> [EXERCISE MATERIAL]:

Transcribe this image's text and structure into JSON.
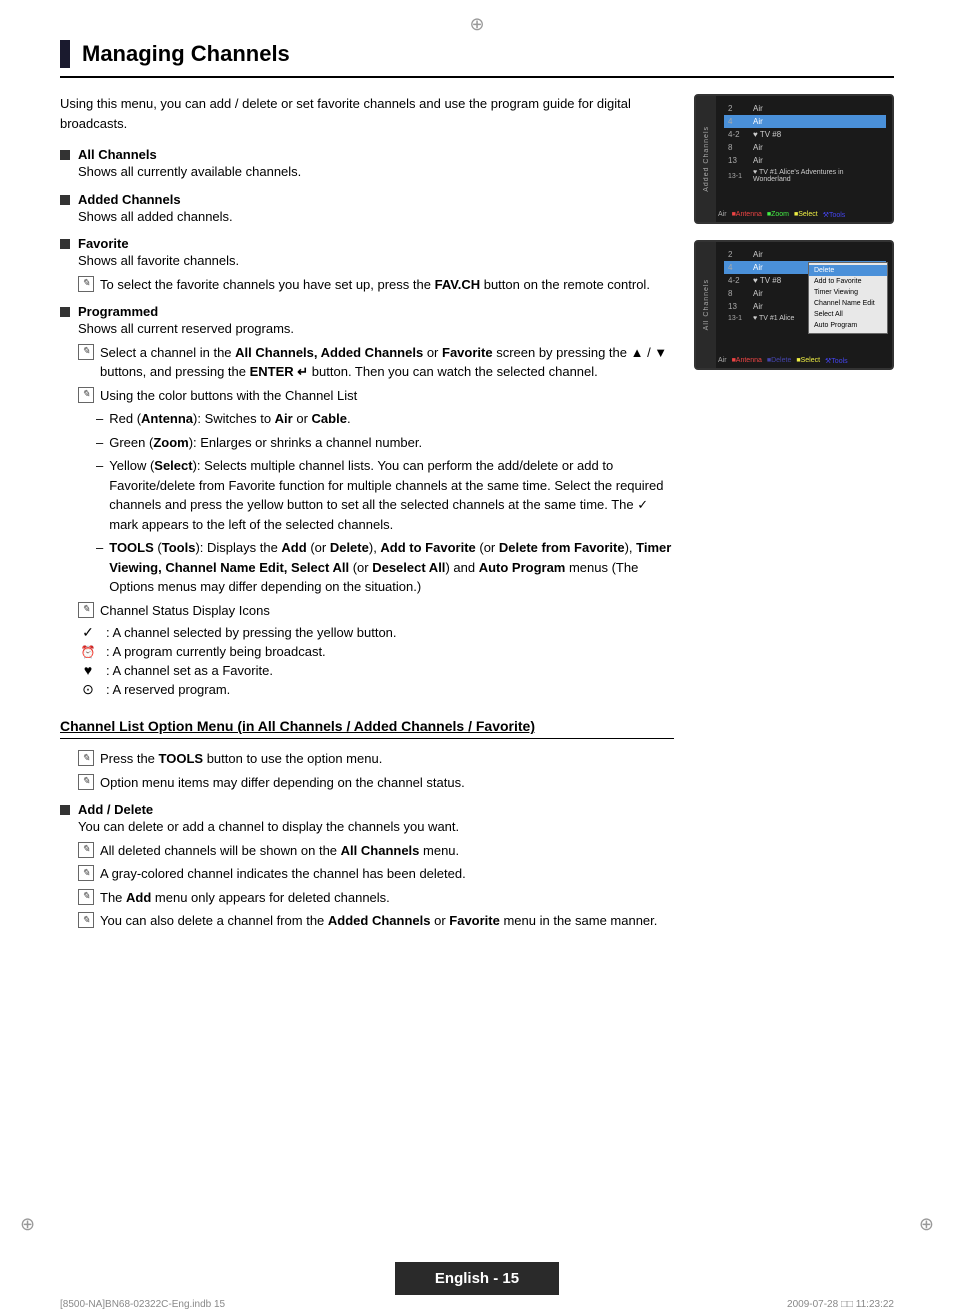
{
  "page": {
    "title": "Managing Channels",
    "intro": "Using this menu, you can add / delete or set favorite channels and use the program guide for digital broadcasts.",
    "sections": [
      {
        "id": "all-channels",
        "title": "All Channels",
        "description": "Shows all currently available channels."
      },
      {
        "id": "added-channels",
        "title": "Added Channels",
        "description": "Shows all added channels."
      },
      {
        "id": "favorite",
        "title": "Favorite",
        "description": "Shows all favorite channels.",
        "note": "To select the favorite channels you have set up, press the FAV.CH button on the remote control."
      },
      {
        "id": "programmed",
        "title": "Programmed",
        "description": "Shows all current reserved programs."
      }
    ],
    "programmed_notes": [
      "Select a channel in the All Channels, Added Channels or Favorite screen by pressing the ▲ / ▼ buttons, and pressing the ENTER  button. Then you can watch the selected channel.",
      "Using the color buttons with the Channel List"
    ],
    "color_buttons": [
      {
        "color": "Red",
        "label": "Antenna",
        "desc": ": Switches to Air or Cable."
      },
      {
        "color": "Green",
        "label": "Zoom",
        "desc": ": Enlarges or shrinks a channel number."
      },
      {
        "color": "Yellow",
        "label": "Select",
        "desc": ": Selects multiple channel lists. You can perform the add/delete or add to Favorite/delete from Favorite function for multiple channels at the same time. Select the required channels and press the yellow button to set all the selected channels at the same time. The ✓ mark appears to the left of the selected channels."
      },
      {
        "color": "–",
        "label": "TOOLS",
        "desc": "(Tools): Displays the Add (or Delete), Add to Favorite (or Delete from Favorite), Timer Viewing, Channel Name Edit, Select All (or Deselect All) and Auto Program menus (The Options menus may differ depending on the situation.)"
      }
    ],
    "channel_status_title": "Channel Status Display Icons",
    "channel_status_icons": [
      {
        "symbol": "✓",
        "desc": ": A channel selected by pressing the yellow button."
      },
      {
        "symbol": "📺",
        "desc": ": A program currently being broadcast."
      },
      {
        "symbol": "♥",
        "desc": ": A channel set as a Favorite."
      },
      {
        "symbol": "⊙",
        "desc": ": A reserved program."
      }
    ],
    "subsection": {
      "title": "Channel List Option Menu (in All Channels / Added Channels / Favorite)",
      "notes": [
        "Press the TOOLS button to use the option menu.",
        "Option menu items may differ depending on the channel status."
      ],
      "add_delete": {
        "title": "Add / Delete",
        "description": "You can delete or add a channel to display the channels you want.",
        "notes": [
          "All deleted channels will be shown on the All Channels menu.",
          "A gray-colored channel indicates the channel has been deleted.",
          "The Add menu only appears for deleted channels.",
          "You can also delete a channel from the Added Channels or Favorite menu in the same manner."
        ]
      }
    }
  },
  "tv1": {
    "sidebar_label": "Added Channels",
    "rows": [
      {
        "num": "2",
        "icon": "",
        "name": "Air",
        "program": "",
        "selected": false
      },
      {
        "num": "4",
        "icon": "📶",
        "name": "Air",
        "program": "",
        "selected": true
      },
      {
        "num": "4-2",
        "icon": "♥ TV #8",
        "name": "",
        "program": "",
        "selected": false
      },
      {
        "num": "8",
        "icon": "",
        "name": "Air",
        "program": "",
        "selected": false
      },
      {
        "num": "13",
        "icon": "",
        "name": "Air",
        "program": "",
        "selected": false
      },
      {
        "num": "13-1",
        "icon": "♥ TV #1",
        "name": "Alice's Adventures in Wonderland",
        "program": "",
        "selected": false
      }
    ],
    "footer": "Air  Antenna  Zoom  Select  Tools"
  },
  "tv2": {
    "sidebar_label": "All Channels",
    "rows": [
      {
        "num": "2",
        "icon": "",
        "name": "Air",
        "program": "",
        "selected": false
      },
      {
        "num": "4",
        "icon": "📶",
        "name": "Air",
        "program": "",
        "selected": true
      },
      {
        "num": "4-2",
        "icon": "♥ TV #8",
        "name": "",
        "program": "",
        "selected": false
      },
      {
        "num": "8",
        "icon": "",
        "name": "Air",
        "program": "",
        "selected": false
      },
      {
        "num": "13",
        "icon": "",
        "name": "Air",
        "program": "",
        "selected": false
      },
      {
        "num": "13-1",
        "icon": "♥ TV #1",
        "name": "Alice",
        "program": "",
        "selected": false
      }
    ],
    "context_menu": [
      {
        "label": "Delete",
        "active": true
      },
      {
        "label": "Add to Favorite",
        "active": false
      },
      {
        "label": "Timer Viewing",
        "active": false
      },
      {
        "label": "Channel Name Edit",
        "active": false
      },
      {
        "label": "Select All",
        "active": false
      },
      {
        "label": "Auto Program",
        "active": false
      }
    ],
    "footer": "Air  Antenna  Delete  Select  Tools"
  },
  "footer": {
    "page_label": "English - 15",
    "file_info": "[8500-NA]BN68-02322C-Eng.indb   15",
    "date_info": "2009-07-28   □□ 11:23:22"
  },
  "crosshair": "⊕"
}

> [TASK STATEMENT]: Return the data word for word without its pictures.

> [TASK OUTPUT]:
Transcribe this image's text and structure into JSON.
{
  "page": {
    "title": "Managing Channels",
    "intro": "Using this menu, you can add / delete or set favorite channels and use the program guide for digital broadcasts.",
    "sections": [
      {
        "id": "all-channels",
        "title": "All Channels",
        "description": "Shows all currently available channels."
      },
      {
        "id": "added-channels",
        "title": "Added Channels",
        "description": "Shows all added channels."
      },
      {
        "id": "favorite",
        "title": "Favorite",
        "description": "Shows all favorite channels.",
        "note": "To select the favorite channels you have set up, press the FAV.CH button on the remote control."
      },
      {
        "id": "programmed",
        "title": "Programmed",
        "description": "Shows all current reserved programs."
      }
    ],
    "programmed_notes": [
      "Select a channel in the All Channels, Added Channels or Favorite screen by pressing the ▲ / ▼ buttons, and pressing the ENTER  button. Then you can watch the selected channel.",
      "Using the color buttons with the Channel List"
    ],
    "color_buttons": [
      {
        "color": "Red",
        "label": "Antenna",
        "desc": ": Switches to Air or Cable."
      },
      {
        "color": "Green",
        "label": "Zoom",
        "desc": ": Enlarges or shrinks a channel number."
      },
      {
        "color": "Yellow",
        "label": "Select",
        "desc": ": Selects multiple channel lists. You can perform the add/delete or add to Favorite/delete from Favorite function for multiple channels at the same time. Select the required channels and press the yellow button to set all the selected channels at the same time. The ✓ mark appears to the left of the selected channels."
      },
      {
        "color": "–",
        "label": "TOOLS",
        "desc": "(Tools): Displays the Add (or Delete), Add to Favorite (or Delete from Favorite), Timer Viewing, Channel Name Edit, Select All (or Deselect All) and Auto Program menus (The Options menus may differ depending on the situation.)"
      }
    ],
    "channel_status_title": "Channel Status Display Icons",
    "channel_status_icons": [
      {
        "symbol": "✓",
        "desc": ": A channel selected by pressing the yellow button."
      },
      {
        "symbol": "📺",
        "desc": ": A program currently being broadcast."
      },
      {
        "symbol": "♥",
        "desc": ": A channel set as a Favorite."
      },
      {
        "symbol": "⊙",
        "desc": ": A reserved program."
      }
    ],
    "subsection": {
      "title": "Channel List Option Menu (in All Channels / Added Channels / Favorite)",
      "notes": [
        "Press the TOOLS button to use the option menu.",
        "Option menu items may differ depending on the channel status."
      ],
      "add_delete": {
        "title": "Add / Delete",
        "description": "You can delete or add a channel to display the channels you want.",
        "notes": [
          "All deleted channels will be shown on the All Channels menu.",
          "A gray-colored channel indicates the channel has been deleted.",
          "The Add menu only appears for deleted channels.",
          "You can also delete a channel from the Added Channels or Favorite menu in the same manner."
        ]
      }
    }
  },
  "tv1": {
    "sidebar_label": "Added Channels",
    "rows": [
      {
        "num": "2",
        "icon": "",
        "name": "Air",
        "program": "",
        "selected": false
      },
      {
        "num": "4",
        "icon": "📶",
        "name": "Air",
        "program": "",
        "selected": true
      },
      {
        "num": "4-2",
        "icon": "♥ TV #8",
        "name": "",
        "program": "",
        "selected": false
      },
      {
        "num": "8",
        "icon": "",
        "name": "Air",
        "program": "",
        "selected": false
      },
      {
        "num": "13",
        "icon": "",
        "name": "Air",
        "program": "",
        "selected": false
      },
      {
        "num": "13-1",
        "icon": "♥ TV #1",
        "name": "Alice's Adventures in Wonderland",
        "program": "",
        "selected": false
      }
    ],
    "footer": "Air  Antenna  Zoom  Select  Tools"
  },
  "tv2": {
    "sidebar_label": "All Channels",
    "rows": [
      {
        "num": "2",
        "icon": "",
        "name": "Air",
        "program": "",
        "selected": false
      },
      {
        "num": "4",
        "icon": "📶",
        "name": "Air",
        "program": "",
        "selected": true
      },
      {
        "num": "4-2",
        "icon": "♥ TV #8",
        "name": "",
        "program": "",
        "selected": false
      },
      {
        "num": "8",
        "icon": "",
        "name": "Air",
        "program": "",
        "selected": false
      },
      {
        "num": "13",
        "icon": "",
        "name": "Air",
        "program": "",
        "selected": false
      },
      {
        "num": "13-1",
        "icon": "♥ TV #1",
        "name": "Alice",
        "program": "",
        "selected": false
      }
    ],
    "context_menu": [
      {
        "label": "Delete",
        "active": true
      },
      {
        "label": "Add to Favorite",
        "active": false
      },
      {
        "label": "Timer Viewing",
        "active": false
      },
      {
        "label": "Channel Name Edit",
        "active": false
      },
      {
        "label": "Select All",
        "active": false
      },
      {
        "label": "Auto Program",
        "active": false
      }
    ],
    "footer": "Air  Antenna  Delete  Select  Tools"
  },
  "footer": {
    "page_label": "English - 15",
    "file_info": "[8500-NA]BN68-02322C-Eng.indb   15",
    "date_info": "2009-07-28   □□ 11:23:22"
  },
  "crosshair": "⊕"
}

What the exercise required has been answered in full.